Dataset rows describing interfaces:
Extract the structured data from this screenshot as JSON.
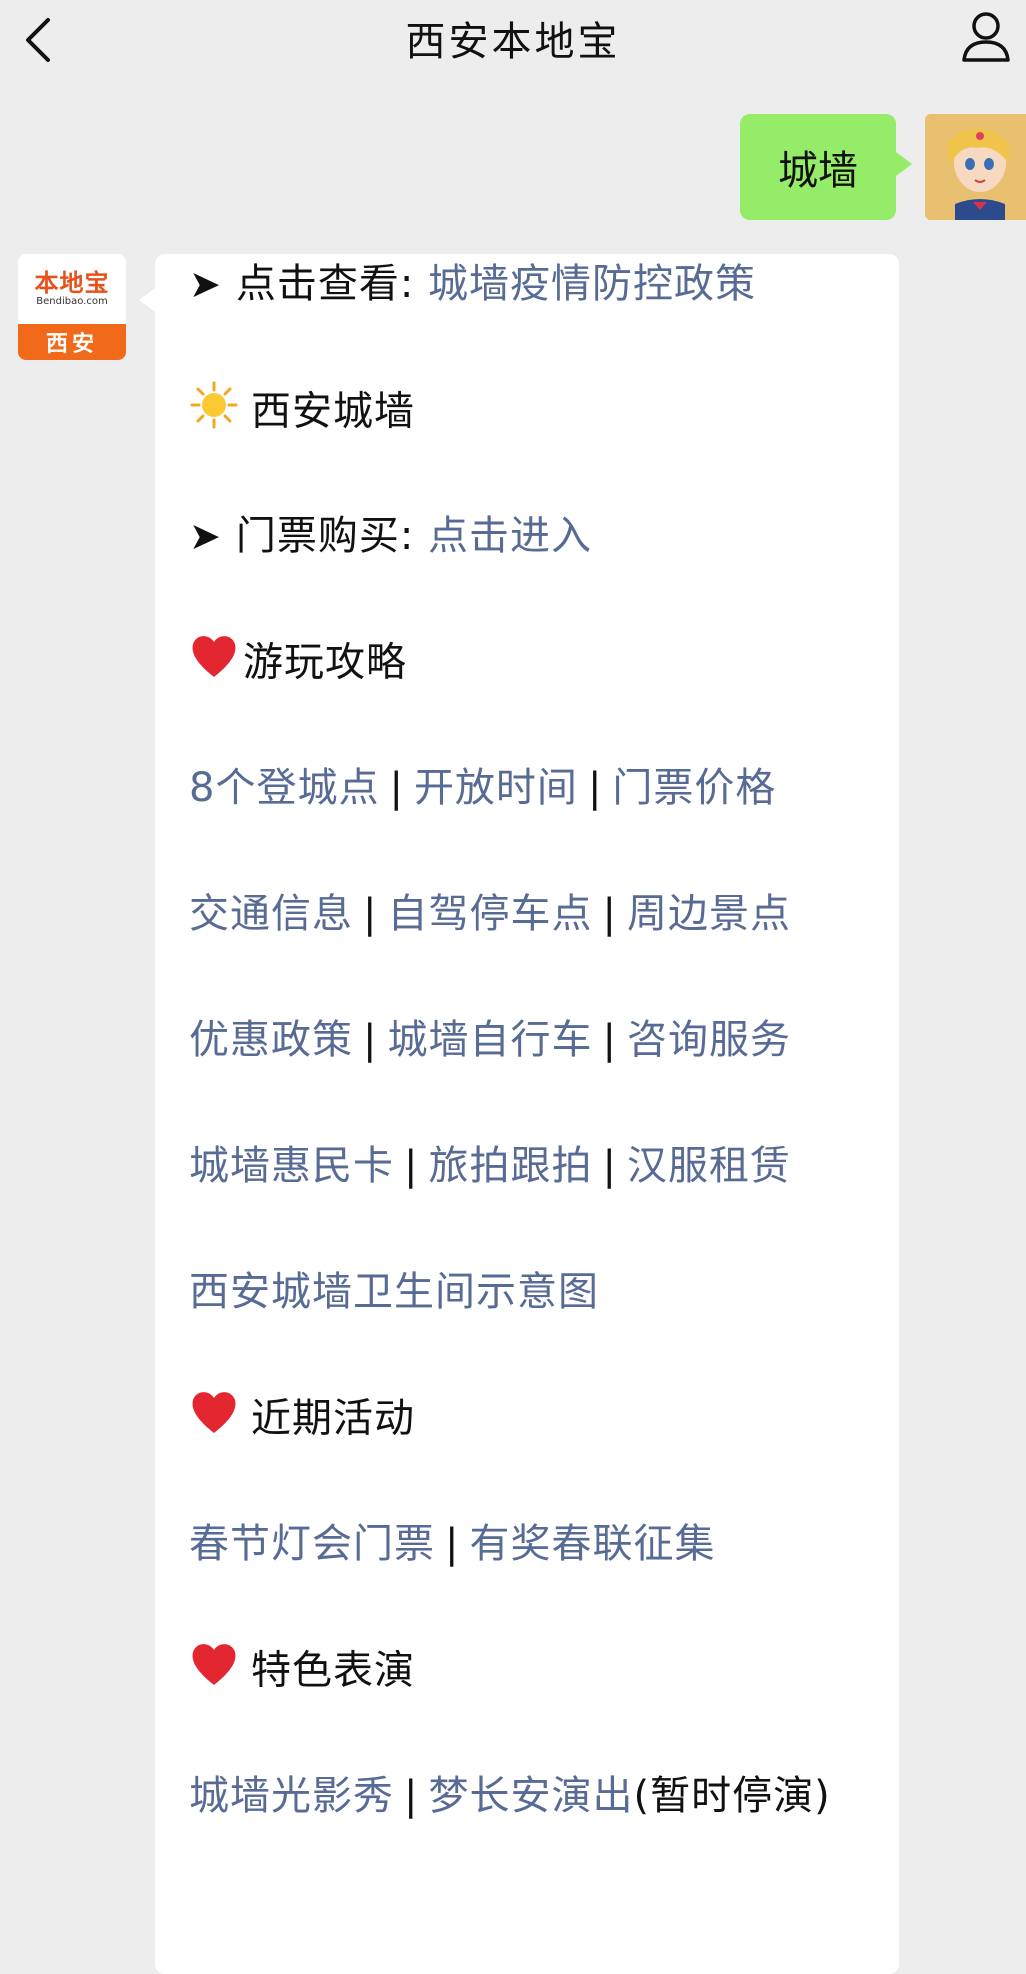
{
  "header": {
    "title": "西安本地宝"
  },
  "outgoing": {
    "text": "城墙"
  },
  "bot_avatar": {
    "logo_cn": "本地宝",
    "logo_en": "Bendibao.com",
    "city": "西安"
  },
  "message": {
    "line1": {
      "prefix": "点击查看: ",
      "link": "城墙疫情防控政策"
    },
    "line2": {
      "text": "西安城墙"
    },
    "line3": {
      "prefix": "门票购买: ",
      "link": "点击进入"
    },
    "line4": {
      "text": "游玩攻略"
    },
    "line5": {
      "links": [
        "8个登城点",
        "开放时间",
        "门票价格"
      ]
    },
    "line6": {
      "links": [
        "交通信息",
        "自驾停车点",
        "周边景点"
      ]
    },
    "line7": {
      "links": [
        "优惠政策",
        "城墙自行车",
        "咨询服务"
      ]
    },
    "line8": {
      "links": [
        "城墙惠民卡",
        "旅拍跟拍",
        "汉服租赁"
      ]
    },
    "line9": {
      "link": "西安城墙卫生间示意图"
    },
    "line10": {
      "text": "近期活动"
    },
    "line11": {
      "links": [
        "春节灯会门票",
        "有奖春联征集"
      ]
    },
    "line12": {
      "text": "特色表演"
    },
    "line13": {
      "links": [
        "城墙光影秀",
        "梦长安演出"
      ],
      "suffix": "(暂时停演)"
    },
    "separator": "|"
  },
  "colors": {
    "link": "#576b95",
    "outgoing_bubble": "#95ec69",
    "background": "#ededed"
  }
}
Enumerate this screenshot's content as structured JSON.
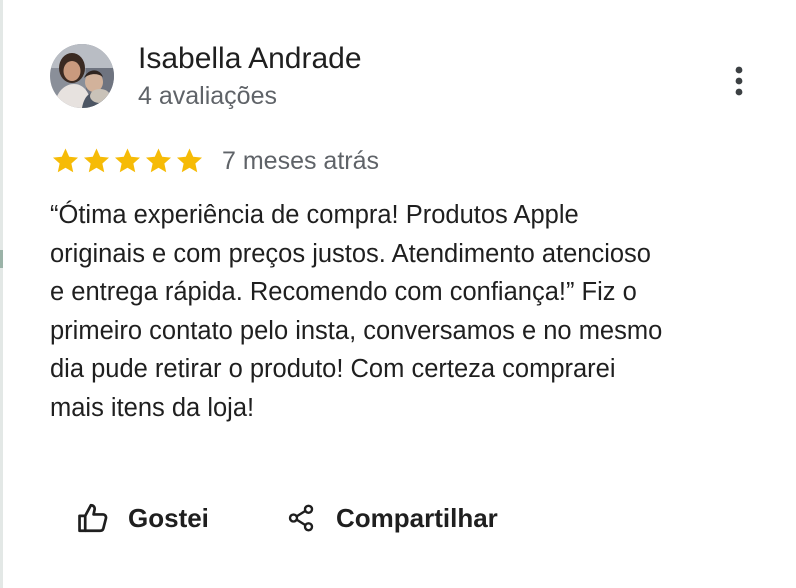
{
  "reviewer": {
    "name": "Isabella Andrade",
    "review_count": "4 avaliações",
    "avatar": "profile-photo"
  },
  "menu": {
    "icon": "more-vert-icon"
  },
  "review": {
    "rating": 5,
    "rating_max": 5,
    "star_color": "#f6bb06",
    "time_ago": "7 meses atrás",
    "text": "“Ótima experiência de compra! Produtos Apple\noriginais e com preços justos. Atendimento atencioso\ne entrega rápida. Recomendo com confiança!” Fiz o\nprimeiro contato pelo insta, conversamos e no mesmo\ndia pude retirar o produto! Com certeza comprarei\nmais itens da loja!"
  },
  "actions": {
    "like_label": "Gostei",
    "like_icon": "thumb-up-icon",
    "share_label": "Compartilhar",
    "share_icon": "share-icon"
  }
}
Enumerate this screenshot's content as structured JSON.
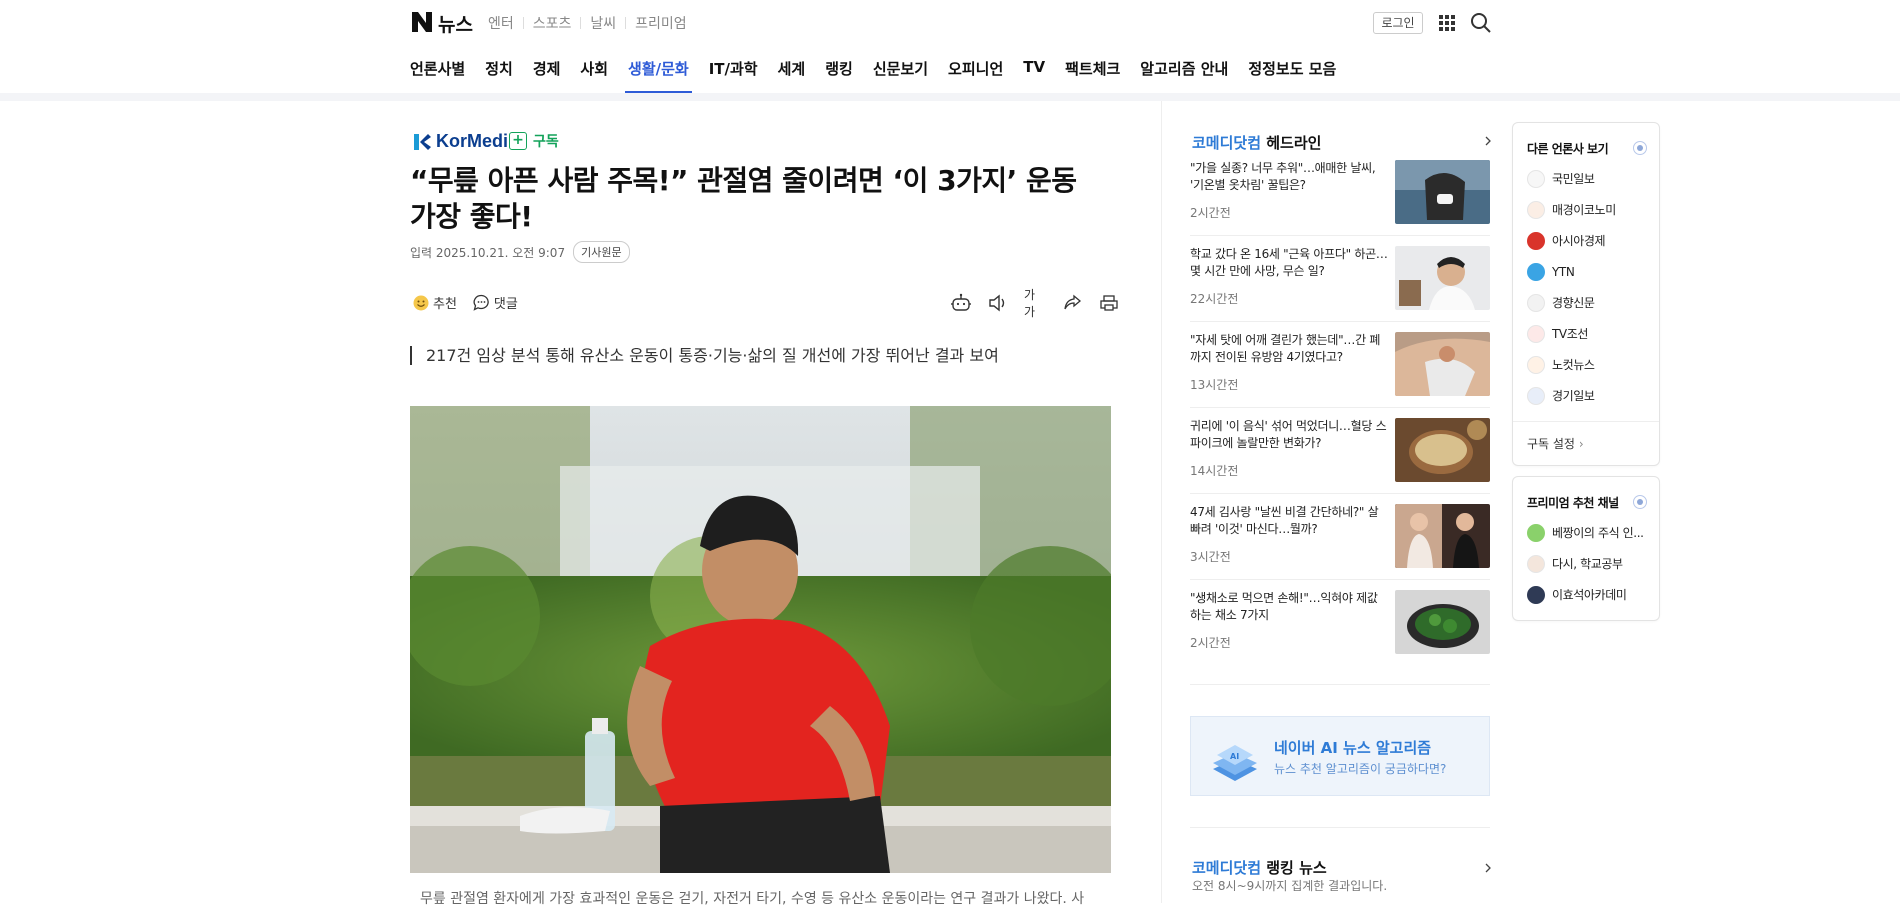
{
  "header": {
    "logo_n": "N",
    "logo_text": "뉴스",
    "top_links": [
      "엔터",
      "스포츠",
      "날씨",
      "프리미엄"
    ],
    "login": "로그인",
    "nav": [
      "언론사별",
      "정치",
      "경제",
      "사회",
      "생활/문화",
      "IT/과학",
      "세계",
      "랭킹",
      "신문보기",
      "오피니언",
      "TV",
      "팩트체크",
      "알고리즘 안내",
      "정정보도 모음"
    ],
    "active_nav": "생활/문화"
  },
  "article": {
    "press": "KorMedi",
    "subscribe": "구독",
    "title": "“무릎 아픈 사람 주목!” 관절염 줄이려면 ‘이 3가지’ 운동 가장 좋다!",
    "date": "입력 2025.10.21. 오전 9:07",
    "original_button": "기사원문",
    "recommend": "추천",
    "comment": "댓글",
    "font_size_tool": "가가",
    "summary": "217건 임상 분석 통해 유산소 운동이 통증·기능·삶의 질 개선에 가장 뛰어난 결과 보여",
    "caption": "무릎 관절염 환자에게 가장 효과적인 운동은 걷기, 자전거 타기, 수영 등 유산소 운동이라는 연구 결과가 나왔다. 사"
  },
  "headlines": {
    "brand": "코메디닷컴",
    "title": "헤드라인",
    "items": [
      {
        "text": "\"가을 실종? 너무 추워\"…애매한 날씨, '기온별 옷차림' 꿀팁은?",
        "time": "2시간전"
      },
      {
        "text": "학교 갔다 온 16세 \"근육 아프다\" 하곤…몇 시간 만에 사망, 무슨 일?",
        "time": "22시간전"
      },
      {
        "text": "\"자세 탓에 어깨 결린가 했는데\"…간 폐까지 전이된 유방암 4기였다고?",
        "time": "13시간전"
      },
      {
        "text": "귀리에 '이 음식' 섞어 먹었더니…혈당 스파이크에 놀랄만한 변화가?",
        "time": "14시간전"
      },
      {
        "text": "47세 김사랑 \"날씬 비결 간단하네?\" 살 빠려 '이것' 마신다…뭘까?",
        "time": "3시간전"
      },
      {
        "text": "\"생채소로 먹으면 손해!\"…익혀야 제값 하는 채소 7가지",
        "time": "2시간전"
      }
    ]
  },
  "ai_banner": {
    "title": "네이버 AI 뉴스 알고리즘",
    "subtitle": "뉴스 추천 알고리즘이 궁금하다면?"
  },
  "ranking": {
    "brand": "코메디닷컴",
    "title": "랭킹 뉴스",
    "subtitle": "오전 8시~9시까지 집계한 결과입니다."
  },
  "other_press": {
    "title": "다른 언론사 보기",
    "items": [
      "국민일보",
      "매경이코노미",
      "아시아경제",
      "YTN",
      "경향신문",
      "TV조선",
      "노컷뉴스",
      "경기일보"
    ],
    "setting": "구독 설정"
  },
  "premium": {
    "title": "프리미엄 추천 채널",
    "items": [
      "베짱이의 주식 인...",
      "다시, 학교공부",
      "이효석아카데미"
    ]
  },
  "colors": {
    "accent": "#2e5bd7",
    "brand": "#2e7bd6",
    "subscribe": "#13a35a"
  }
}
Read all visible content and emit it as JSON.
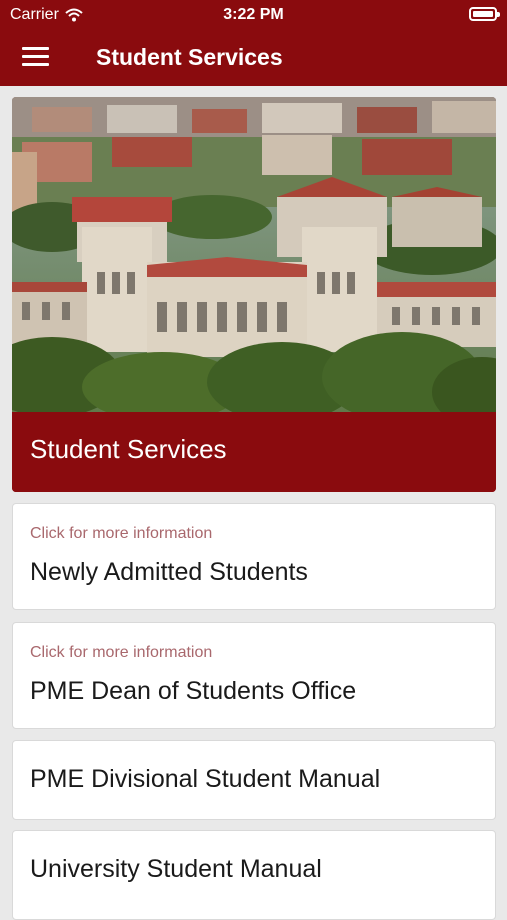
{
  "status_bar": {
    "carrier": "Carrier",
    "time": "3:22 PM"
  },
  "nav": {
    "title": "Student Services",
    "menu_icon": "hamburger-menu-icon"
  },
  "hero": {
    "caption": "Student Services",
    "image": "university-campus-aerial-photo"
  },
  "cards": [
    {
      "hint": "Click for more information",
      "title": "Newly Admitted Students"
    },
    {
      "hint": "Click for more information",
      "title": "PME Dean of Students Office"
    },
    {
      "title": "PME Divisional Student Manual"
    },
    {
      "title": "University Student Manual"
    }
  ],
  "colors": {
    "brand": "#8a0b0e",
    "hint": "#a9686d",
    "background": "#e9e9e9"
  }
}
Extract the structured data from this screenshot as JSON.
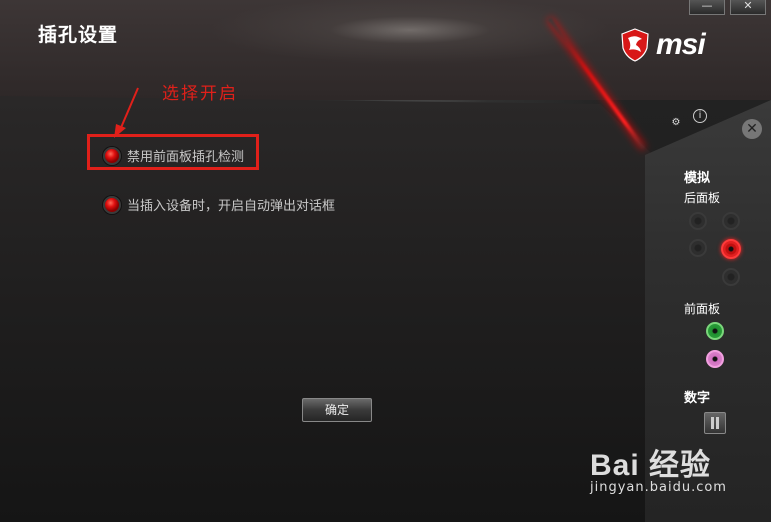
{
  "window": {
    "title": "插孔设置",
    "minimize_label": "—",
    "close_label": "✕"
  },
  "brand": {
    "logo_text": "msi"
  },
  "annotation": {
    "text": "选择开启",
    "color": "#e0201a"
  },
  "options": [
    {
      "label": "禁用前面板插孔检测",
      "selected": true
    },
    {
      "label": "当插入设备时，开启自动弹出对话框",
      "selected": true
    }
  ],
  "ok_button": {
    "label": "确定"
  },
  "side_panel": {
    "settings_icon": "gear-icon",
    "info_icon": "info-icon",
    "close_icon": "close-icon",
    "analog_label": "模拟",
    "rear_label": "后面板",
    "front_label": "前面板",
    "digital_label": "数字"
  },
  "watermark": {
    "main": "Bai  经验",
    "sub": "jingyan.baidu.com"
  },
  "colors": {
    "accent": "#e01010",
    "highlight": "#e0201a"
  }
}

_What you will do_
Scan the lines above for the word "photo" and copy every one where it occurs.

_Response area_
    "avatar": "profile-photo"
    "image": "university-campus-aerial-photo"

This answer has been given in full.